Shakespeare’s King Phycus is at its best when the humor comes from exaggerating the absurdities of Shakespeare’s plots and language. The language of the play, like any rough draft, needs a lot of work. The alliteration is overly aggressive, the rhymes are awkward and many times nonsensical, and wordplay is used so frequently that oftentimes characters lose track of what they’re even talking about. But that’s the point, especially when it comes to the heaps of classic lines that Willmorth butchers with his horrendous poetry, e.g., “By the picking of my nose, something wicked this way goes.” Yuck.

phycus-stareoutWithout the work of the talented ensemble, the script would collapse under its own weight, but the actors’ handle on Shakespeare’s language adds integrity to the play.
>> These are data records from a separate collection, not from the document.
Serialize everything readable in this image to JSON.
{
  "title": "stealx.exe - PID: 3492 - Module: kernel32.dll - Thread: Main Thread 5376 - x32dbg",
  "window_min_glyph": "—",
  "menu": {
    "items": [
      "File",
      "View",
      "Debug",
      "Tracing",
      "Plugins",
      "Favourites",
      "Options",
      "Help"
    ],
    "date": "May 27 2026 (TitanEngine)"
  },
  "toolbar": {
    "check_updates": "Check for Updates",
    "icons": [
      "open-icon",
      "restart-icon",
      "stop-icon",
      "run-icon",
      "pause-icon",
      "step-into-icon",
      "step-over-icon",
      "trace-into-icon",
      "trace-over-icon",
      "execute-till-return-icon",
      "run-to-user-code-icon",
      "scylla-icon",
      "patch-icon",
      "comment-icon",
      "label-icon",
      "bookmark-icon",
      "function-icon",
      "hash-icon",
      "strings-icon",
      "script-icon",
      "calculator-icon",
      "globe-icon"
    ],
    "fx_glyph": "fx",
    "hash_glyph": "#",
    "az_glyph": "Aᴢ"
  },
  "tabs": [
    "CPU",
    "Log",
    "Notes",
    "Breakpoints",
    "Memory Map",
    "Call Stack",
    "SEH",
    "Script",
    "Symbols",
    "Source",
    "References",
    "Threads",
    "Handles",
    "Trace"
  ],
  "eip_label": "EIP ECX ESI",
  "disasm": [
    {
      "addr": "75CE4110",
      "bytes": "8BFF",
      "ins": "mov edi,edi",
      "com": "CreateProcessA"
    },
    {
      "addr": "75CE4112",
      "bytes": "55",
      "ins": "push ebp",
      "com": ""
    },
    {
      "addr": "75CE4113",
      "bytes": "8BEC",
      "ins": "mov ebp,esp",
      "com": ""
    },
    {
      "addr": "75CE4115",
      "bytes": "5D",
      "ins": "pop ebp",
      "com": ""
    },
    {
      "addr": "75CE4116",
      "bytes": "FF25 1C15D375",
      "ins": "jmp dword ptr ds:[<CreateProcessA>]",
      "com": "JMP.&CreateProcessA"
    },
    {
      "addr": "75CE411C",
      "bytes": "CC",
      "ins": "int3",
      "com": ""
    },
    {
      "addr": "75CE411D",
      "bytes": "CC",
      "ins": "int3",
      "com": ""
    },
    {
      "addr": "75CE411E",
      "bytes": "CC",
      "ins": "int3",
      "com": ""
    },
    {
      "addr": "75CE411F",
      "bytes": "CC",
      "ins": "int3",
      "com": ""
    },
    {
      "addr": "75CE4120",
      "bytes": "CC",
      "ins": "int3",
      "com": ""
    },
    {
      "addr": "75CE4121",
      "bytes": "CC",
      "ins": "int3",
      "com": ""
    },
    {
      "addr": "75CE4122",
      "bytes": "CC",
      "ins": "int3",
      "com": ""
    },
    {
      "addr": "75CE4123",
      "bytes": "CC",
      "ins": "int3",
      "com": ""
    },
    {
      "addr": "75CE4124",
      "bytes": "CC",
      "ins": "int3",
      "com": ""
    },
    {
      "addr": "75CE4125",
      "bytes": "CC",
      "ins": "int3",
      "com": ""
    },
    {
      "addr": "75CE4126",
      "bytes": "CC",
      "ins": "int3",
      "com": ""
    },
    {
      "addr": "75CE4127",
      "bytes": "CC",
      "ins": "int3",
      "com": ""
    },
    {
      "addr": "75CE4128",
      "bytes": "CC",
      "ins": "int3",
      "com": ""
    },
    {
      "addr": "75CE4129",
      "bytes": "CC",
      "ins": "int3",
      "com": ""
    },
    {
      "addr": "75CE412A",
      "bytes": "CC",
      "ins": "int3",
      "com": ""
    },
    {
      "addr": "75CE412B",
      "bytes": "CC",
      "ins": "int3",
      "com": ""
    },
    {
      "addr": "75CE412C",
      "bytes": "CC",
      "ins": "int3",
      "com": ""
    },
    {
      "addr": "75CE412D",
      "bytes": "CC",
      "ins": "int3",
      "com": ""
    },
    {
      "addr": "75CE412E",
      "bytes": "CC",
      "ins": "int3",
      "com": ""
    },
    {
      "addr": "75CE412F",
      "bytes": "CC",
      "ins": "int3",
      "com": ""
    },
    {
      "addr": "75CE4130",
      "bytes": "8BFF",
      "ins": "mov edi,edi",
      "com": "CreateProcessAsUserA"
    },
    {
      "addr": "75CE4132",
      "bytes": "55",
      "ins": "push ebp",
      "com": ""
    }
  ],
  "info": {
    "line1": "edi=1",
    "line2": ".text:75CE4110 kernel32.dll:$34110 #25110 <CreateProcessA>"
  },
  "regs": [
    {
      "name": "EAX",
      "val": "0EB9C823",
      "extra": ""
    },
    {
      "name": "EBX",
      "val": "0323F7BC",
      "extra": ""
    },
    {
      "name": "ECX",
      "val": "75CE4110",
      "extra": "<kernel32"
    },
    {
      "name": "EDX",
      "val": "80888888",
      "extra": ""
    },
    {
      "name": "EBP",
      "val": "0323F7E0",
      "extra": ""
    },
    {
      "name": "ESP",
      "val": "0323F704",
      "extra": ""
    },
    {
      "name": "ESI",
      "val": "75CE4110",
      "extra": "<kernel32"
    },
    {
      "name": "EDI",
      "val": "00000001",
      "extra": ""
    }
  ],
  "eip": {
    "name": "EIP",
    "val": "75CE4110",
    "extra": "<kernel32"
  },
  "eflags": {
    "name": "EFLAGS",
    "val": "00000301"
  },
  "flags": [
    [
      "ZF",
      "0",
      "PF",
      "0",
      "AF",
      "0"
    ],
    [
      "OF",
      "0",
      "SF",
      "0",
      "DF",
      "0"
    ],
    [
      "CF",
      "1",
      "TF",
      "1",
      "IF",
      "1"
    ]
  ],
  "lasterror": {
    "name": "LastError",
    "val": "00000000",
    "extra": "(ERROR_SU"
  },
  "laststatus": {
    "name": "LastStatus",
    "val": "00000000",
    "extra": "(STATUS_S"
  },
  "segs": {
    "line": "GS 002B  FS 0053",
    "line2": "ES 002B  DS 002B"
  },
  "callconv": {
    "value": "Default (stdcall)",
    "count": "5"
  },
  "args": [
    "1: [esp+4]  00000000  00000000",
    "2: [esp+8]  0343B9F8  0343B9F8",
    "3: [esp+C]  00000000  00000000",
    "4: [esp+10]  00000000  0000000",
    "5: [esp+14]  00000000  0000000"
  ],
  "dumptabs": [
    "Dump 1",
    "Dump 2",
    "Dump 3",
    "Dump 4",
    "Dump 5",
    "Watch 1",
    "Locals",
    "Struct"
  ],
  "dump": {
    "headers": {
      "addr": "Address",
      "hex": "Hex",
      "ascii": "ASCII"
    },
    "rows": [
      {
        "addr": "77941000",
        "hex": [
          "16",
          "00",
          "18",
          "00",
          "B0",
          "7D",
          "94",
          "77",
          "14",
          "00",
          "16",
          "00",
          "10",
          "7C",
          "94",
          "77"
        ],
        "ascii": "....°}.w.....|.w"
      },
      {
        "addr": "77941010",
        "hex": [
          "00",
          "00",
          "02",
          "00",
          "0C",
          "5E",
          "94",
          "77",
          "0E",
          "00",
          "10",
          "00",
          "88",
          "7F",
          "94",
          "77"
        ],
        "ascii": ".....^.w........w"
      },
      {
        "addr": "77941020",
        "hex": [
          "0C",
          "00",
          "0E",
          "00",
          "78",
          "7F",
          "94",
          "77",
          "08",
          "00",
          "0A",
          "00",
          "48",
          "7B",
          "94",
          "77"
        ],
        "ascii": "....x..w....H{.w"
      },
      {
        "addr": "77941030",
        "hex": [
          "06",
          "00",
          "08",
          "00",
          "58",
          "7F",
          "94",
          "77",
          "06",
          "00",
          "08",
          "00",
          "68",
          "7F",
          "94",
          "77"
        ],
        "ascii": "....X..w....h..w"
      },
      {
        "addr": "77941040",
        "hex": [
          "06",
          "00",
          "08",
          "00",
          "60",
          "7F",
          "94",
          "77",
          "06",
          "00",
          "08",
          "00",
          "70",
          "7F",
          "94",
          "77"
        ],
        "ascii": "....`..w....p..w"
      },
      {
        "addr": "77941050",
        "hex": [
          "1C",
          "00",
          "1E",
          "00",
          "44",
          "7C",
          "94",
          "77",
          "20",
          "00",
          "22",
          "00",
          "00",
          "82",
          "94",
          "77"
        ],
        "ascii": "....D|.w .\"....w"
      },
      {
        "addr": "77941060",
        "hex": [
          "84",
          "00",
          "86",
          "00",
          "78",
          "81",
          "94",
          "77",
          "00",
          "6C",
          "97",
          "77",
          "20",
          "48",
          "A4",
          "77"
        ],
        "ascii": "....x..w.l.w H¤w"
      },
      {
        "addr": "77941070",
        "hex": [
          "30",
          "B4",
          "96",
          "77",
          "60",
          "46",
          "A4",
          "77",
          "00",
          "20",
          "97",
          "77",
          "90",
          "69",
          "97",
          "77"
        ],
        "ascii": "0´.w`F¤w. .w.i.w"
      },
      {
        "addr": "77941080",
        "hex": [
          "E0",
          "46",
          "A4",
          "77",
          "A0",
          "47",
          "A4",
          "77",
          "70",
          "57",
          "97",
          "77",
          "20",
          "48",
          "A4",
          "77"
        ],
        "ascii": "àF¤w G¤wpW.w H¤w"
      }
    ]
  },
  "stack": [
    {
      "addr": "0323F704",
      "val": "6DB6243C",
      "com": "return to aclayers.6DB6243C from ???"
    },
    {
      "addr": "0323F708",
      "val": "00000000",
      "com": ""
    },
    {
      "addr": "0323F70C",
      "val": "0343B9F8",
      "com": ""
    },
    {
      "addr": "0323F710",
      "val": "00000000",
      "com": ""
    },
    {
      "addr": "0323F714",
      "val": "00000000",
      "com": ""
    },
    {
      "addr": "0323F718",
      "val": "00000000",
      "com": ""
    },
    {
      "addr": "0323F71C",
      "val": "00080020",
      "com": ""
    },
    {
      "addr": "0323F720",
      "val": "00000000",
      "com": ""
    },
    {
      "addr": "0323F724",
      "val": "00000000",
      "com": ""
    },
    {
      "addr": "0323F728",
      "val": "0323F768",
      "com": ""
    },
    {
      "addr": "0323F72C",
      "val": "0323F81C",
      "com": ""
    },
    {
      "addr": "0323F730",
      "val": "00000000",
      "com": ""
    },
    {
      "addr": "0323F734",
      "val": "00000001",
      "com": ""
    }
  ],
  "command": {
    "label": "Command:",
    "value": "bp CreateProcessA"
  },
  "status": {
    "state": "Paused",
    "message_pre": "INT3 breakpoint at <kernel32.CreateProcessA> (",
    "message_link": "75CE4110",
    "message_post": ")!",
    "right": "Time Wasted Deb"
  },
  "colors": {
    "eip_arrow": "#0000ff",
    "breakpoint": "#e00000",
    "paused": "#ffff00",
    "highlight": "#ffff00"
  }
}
An Elizabethan rendition of “Who’s on first?” is funnier because the actors are on point with the rapid fire banter of broken up iambic pentameter. Conversely, Friar Don’s (Scott Cupper) final monologue is completely unintelligible, showing that this cast doesn’t need consonants and vowels to be funny.

With each actor playing multiple roles, Shakespeare’s King Phycus is a demanding show performed admirably as the versatile ensemble transitions between roles  seamlessly. Michael T. Downey is noteworthy in the title role, particularly post-eye-gouging, playing the fantastic physical gag so well that the joke never gets old. phycus-chorus-pointingBob Kruse’s wonderfully creepy necrophile Gloucester and Carolyn Klein’s vulgar Nurse are also standouts, with both actors taking the exaggerations of the language and matching it with appropriately outrageous physicalizations.

As funny as Shakespeare’s King Phycus is, when Willmorth relies too heavily on pop culture references (“Isn’t it Ionic, don’t you think?) and unnecessary fan service (Friar Don is a ninja!), the results are groan-worthy and take away from the timelessness of the concept. Some of the jokes go on a little too long, like a dance sequence between Brutus, Romeo, and Sardonicus that could use a good minute of cutting, but the production still stands up well despite these flaws. Like the play’s fictional history, the little details are what make Shakespeare’s King Phycus great, the chamber arrangement of “La Cucaracha” playing in the background of the ball, the improv warm-ups of Hamlet’s friends Goldenberg and Rosenstein. For anyone that loves Shakespeare and wants to see some of his best plays reconstructed then put together in the most haphazardly hilarious way possible, Strangetree’s productions will not disappoint.

   
   
Rating: ★★★
   
   

Continue reading